OJR: You gets lots of e-mails from reporters seeking links to their stories?

Romenesko: Yeah, there are people who are very regular. Every time they have something published they'll e-mail me and let me know. Every once in a while some of them e-mail me and say, "Why didn't you link?" That's the thing I hate. I hate to have to explain, you know, why their story didn't make it. Then there's one guy who, if I don't link to him, sends a reminder, like he has to be linked.

OJR: So begging doesn't help?

Romenesko: I can't put up sympathy links.

OJR: Damn.

Romenesko: I do hear people say, "Your link brought thousands of people to our site." I like to hear that. One of the things I like is sending people to good stories and bringing traffic to sites that deserve it.

OJR: You've got a busy pager. Are you the sort of guy who can't go long without checking your messages?

Romenesko: Oh yeah, it drives me crazy. I know I'm missing an e-mail from someone telling me I spelled a word wrong. That drives me nuts.

OJR: Last question: Each day you come down here to the coffee shop and read several papers, including the Wall Street Journal, and look for news about the media. Today, the Journal has a short piece about your MediaNews site. What's that like, to cover media news and then find that, as your own site has grown, you yourself have become the subject of media news?

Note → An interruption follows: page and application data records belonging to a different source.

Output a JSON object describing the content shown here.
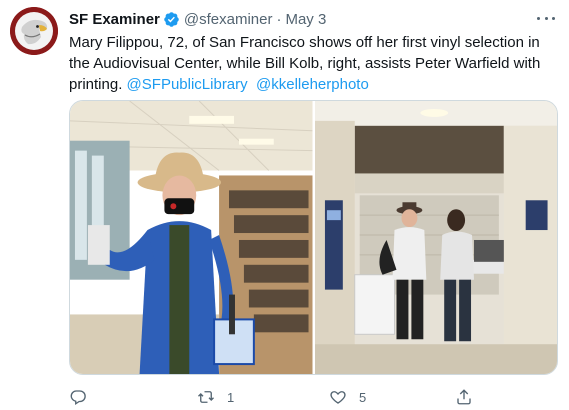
{
  "author": {
    "name": "SF Examiner",
    "handle": "@sfexaminer",
    "date": "May 3"
  },
  "tweet": {
    "text_main": "Mary Filippou, 72, of San Francisco shows off her first vinyl selection in the Audiovisual Center, while Bill Kolb, right, assists Peter Warfield with printing.",
    "mention_1": "@SFPublicLibrary",
    "mention_2": "@kkelleherphoto"
  },
  "media": {
    "photo_left": "woman-with-vinyl-in-library",
    "photo_right": "men-at-print-station"
  },
  "actions": {
    "reply_count": "",
    "retweet_count": "1",
    "like_count": "5",
    "reply_icon": "reply-icon",
    "retweet_icon": "retweet-icon",
    "like_icon": "heart-icon",
    "share_icon": "share-icon"
  },
  "colors": {
    "accent": "#1d9bf0",
    "muted": "#536471",
    "text": "#0f1419"
  }
}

Romenesko: I hadn't thought about it. It's kind of funny. When the New York Times ran the piece about the site last August it was nice. But I thought, I should be more excited about this. I covered the Jeffrey Dahmer trial. I remember walking to the courthouse thinking, I should be more excited to be covering this trial. Maybe it's because I've been in journalism for 23 years. I don't know. It's nice to get the publicity.